┌─ EXERCISE MATERIALS

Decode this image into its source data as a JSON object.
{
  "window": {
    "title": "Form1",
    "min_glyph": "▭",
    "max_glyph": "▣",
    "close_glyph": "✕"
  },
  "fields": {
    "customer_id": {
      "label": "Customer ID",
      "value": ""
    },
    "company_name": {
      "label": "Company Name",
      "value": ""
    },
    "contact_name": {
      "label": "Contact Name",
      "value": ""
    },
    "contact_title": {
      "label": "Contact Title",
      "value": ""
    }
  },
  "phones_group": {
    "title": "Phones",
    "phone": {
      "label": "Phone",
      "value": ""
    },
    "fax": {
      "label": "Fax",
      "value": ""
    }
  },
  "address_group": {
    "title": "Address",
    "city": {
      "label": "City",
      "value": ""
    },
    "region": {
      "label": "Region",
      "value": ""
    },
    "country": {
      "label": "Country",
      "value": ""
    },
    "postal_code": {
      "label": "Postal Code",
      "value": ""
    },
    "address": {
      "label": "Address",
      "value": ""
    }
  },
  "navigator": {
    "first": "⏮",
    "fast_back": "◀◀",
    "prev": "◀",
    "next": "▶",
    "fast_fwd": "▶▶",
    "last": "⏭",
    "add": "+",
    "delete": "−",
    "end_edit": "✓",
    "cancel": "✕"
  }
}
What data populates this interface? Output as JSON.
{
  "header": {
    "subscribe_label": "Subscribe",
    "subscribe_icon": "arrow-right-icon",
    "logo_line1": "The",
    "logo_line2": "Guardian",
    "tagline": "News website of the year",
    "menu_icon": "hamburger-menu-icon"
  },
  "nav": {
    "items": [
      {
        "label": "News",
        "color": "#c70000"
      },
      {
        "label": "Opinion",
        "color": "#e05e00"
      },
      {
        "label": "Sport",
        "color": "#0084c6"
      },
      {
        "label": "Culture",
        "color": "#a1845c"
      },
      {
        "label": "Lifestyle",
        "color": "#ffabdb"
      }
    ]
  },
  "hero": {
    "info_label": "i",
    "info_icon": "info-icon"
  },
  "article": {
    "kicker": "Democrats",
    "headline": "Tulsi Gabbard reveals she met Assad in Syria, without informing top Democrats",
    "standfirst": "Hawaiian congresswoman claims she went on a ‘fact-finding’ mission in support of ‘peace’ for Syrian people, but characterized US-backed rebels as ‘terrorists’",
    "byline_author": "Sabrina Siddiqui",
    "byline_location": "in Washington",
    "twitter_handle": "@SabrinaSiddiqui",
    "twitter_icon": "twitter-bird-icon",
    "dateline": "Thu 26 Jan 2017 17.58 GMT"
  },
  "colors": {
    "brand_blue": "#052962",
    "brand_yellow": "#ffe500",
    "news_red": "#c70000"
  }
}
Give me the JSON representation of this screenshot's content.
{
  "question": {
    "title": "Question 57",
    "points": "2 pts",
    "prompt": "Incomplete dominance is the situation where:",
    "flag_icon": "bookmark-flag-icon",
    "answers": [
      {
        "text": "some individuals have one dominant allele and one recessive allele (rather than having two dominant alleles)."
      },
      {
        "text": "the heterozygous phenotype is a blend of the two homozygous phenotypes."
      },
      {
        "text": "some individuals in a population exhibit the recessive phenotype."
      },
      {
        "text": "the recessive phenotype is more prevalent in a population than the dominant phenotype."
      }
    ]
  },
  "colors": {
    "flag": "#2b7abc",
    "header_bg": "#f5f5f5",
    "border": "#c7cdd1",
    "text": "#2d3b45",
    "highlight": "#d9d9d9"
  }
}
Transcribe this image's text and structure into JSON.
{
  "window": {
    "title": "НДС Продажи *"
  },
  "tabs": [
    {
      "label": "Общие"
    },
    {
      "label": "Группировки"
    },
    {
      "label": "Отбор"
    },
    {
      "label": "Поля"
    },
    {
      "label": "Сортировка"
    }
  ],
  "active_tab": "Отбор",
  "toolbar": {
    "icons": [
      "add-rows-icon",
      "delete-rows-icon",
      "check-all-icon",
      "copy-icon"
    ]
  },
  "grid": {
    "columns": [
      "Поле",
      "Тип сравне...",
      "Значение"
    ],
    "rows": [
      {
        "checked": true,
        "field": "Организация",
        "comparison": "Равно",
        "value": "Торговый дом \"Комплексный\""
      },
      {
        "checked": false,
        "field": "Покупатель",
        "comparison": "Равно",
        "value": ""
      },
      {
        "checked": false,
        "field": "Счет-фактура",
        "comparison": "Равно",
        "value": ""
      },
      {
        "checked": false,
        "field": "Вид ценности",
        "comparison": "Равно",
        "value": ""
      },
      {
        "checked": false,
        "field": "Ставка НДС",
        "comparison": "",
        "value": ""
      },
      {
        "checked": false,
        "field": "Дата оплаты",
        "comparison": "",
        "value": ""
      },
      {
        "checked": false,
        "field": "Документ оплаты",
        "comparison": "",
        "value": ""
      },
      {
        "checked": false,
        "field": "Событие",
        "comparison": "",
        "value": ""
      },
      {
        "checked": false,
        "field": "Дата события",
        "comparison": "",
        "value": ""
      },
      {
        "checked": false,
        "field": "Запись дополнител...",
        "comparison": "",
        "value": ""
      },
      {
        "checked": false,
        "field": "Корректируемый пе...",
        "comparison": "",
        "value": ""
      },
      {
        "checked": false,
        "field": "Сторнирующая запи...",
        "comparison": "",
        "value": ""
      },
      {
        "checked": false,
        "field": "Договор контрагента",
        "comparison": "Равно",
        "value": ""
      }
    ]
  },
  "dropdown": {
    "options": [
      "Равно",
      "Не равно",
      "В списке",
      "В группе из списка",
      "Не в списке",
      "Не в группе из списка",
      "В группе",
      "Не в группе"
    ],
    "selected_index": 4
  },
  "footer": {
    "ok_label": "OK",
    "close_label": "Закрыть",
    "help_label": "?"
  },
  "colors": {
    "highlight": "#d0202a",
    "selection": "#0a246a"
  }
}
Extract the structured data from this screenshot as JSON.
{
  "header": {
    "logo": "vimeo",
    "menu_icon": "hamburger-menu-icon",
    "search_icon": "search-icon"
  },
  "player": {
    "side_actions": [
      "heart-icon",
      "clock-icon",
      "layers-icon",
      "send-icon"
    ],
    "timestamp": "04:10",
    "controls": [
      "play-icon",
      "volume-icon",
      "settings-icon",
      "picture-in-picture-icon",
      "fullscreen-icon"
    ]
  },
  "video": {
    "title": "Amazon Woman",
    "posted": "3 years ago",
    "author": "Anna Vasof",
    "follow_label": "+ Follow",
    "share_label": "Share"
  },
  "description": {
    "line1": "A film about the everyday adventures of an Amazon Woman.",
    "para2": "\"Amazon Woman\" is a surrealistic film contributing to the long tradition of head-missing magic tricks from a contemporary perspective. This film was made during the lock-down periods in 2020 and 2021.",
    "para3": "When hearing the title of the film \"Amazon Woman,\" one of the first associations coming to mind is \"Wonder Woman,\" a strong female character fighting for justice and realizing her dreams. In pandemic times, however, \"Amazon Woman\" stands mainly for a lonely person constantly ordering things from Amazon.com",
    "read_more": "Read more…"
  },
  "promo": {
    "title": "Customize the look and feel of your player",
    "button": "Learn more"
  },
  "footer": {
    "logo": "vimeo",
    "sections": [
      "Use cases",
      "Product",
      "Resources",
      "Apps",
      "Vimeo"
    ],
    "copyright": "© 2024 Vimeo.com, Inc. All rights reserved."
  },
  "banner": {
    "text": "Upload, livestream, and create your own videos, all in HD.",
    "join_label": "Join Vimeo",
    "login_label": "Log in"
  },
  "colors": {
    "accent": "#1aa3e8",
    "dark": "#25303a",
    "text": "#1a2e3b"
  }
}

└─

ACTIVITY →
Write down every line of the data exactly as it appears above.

RESPONSE AREA →
Decode this image into its source data as a JSON object.
{
  "window": {
    "title": "Form1",
    "min_glyph": "▭",
    "max_glyph": "▣",
    "close_glyph": "✕"
  },
  "fields": {
    "customer_id": {
      "label": "Customer ID",
      "value": ""
    },
    "company_name": {
      "label": "Company Name",
      "value": ""
    },
    "contact_name": {
      "label": "Contact Name",
      "value": ""
    },
    "contact_title": {
      "label": "Contact Title",
      "value": ""
    }
  },
  "phones_group": {
    "title": "Phones",
    "phone": {
      "label": "Phone",
      "value": ""
    },
    "fax": {
      "label": "Fax",
      "value": ""
    }
  },
  "address_group": {
    "title": "Address",
    "city": {
      "label": "City",
      "value": ""
    },
    "region": {
      "label": "Region",
      "value": ""
    },
    "country": {
      "label": "Country",
      "value": ""
    },
    "postal_code": {
      "label": "Postal Code",
      "value": ""
    },
    "address": {
      "label": "Address",
      "value": ""
    }
  },
  "navigator": {
    "first": "⏮",
    "fast_back": "◀◀",
    "prev": "◀",
    "next": "▶",
    "fast_fwd": "▶▶",
    "last": "⏭",
    "add": "+",
    "delete": "−",
    "end_edit": "✓",
    "cancel": "✕"
  }
}
What data populates this interface? Output as JSON.
{
  "header": {
    "subscribe_label": "Subscribe",
    "subscribe_icon": "arrow-right-icon",
    "logo_line1": "The",
    "logo_line2": "Guardian",
    "tagline": "News website of the year",
    "menu_icon": "hamburger-menu-icon"
  },
  "nav": {
    "items": [
      {
        "label": "News",
        "color": "#c70000"
      },
      {
        "label": "Opinion",
        "color": "#e05e00"
      },
      {
        "label": "Sport",
        "color": "#0084c6"
      },
      {
        "label": "Culture",
        "color": "#a1845c"
      },
      {
        "label": "Lifestyle",
        "color": "#ffabdb"
      }
    ]
  },
  "hero": {
    "info_label": "i",
    "info_icon": "info-icon"
  },
  "article": {
    "kicker": "Democrats",
    "headline": "Tulsi Gabbard reveals she met Assad in Syria, without informing top Democrats",
    "standfirst": "Hawaiian congresswoman claims she went on a ‘fact-finding’ mission in support of ‘peace’ for Syrian people, but characterized US-backed rebels as ‘terrorists’",
    "byline_author": "Sabrina Siddiqui",
    "byline_location": "in Washington",
    "twitter_handle": "@SabrinaSiddiqui",
    "twitter_icon": "twitter-bird-icon",
    "dateline": "Thu 26 Jan 2017 17.58 GMT"
  },
  "colors": {
    "brand_blue": "#052962",
    "brand_yellow": "#ffe500",
    "news_red": "#c70000"
  }
}
Give me the JSON representation of this screenshot's content.
{
  "question": {
    "title": "Question 57",
    "points": "2 pts",
    "prompt": "Incomplete dominance is the situation where:",
    "flag_icon": "bookmark-flag-icon",
    "answers": [
      {
        "text": "some individuals have one dominant allele and one recessive allele (rather than having two dominant alleles)."
      },
      {
        "text": "the heterozygous phenotype is a blend of the two homozygous phenotypes."
      },
      {
        "text": "some individuals in a population exhibit the recessive phenotype."
      },
      {
        "text": "the recessive phenotype is more prevalent in a population than the dominant phenotype."
      }
    ]
  },
  "colors": {
    "flag": "#2b7abc",
    "header_bg": "#f5f5f5",
    "border": "#c7cdd1",
    "text": "#2d3b45",
    "highlight": "#d9d9d9"
  }
}
Transcribe this image's text and structure into JSON.
{
  "window": {
    "title": "НДС Продажи *"
  },
  "tabs": [
    {
      "label": "Общие"
    },
    {
      "label": "Группировки"
    },
    {
      "label": "Отбор"
    },
    {
      "label": "Поля"
    },
    {
      "label": "Сортировка"
    }
  ],
  "active_tab": "Отбор",
  "toolbar": {
    "icons": [
      "add-rows-icon",
      "delete-rows-icon",
      "check-all-icon",
      "copy-icon"
    ]
  },
  "grid": {
    "columns": [
      "Поле",
      "Тип сравне...",
      "Значение"
    ],
    "rows": [
      {
        "checked": true,
        "field": "Организация",
        "comparison": "Равно",
        "value": "Торговый дом \"Комплексный\""
      },
      {
        "checked": false,
        "field": "Покупатель",
        "comparison": "Равно",
        "value": ""
      },
      {
        "checked": false,
        "field": "Счет-фактура",
        "comparison": "Равно",
        "value": ""
      },
      {
        "checked": false,
        "field": "Вид ценности",
        "comparison": "Равно",
        "value": ""
      },
      {
        "checked": false,
        "field": "Ставка НДС",
        "comparison": "",
        "value": ""
      },
      {
        "checked": false,
        "field": "Дата оплаты",
        "comparison": "",
        "value": ""
      },
      {
        "checked": false,
        "field": "Документ оплаты",
        "comparison": "",
        "value": ""
      },
      {
        "checked": false,
        "field": "Событие",
        "comparison": "",
        "value": ""
      },
      {
        "checked": false,
        "field": "Дата события",
        "comparison": "",
        "value": ""
      },
      {
        "checked": false,
        "field": "Запись дополнител...",
        "comparison": "",
        "value": ""
      },
      {
        "checked": false,
        "field": "Корректируемый пе...",
        "comparison": "",
        "value": ""
      },
      {
        "checked": false,
        "field": "Сторнирующая запи...",
        "comparison": "",
        "value": ""
      },
      {
        "checked": false,
        "field": "Договор контрагента",
        "comparison": "Равно",
        "value": ""
      }
    ]
  },
  "dropdown": {
    "options": [
      "Равно",
      "Не равно",
      "В списке",
      "В группе из списка",
      "Не в списке",
      "Не в группе из списка",
      "В группе",
      "Не в группе"
    ],
    "selected_index": 4
  },
  "footer": {
    "ok_label": "OK",
    "close_label": "Закрыть",
    "help_label": "?"
  },
  "colors": {
    "highlight": "#d0202a",
    "selection": "#0a246a"
  }
}
Extract the structured data from this screenshot as JSON.
{
  "header": {
    "logo": "vimeo",
    "menu_icon": "hamburger-menu-icon",
    "search_icon": "search-icon"
  },
  "player": {
    "side_actions": [
      "heart-icon",
      "clock-icon",
      "layers-icon",
      "send-icon"
    ],
    "timestamp": "04:10",
    "controls": [
      "play-icon",
      "volume-icon",
      "settings-icon",
      "picture-in-picture-icon",
      "fullscreen-icon"
    ]
  },
  "video": {
    "title": "Amazon Woman",
    "posted": "3 years ago",
    "author": "Anna Vasof",
    "follow_label": "+ Follow",
    "share_label": "Share"
  },
  "description": {
    "line1": "A film about the everyday adventures of an Amazon Woman.",
    "para2": "\"Amazon Woman\" is a surrealistic film contributing to the long tradition of head-missing magic tricks from a contemporary perspective. This film was made during the lock-down periods in 2020 and 2021.",
    "para3": "When hearing the title of the film \"Amazon Woman,\" one of the first associations coming to mind is \"Wonder Woman,\" a strong female character fighting for justice and realizing her dreams. In pandemic times, however, \"Amazon Woman\" stands mainly for a lonely person constantly ordering things from Amazon.com",
    "read_more": "Read more…"
  },
  "promo": {
    "title": "Customize the look and feel of your player",
    "button": "Learn more"
  },
  "footer": {
    "logo": "vimeo",
    "sections": [
      "Use cases",
      "Product",
      "Resources",
      "Apps",
      "Vimeo"
    ],
    "copyright": "© 2024 Vimeo.com, Inc. All rights reserved."
  },
  "banner": {
    "text": "Upload, livestream, and create your own videos, all in HD.",
    "join_label": "Join Vimeo",
    "login_label": "Log in"
  },
  "colors": {
    "accent": "#1aa3e8",
    "dark": "#25303a",
    "text": "#1a2e3b"
  }
}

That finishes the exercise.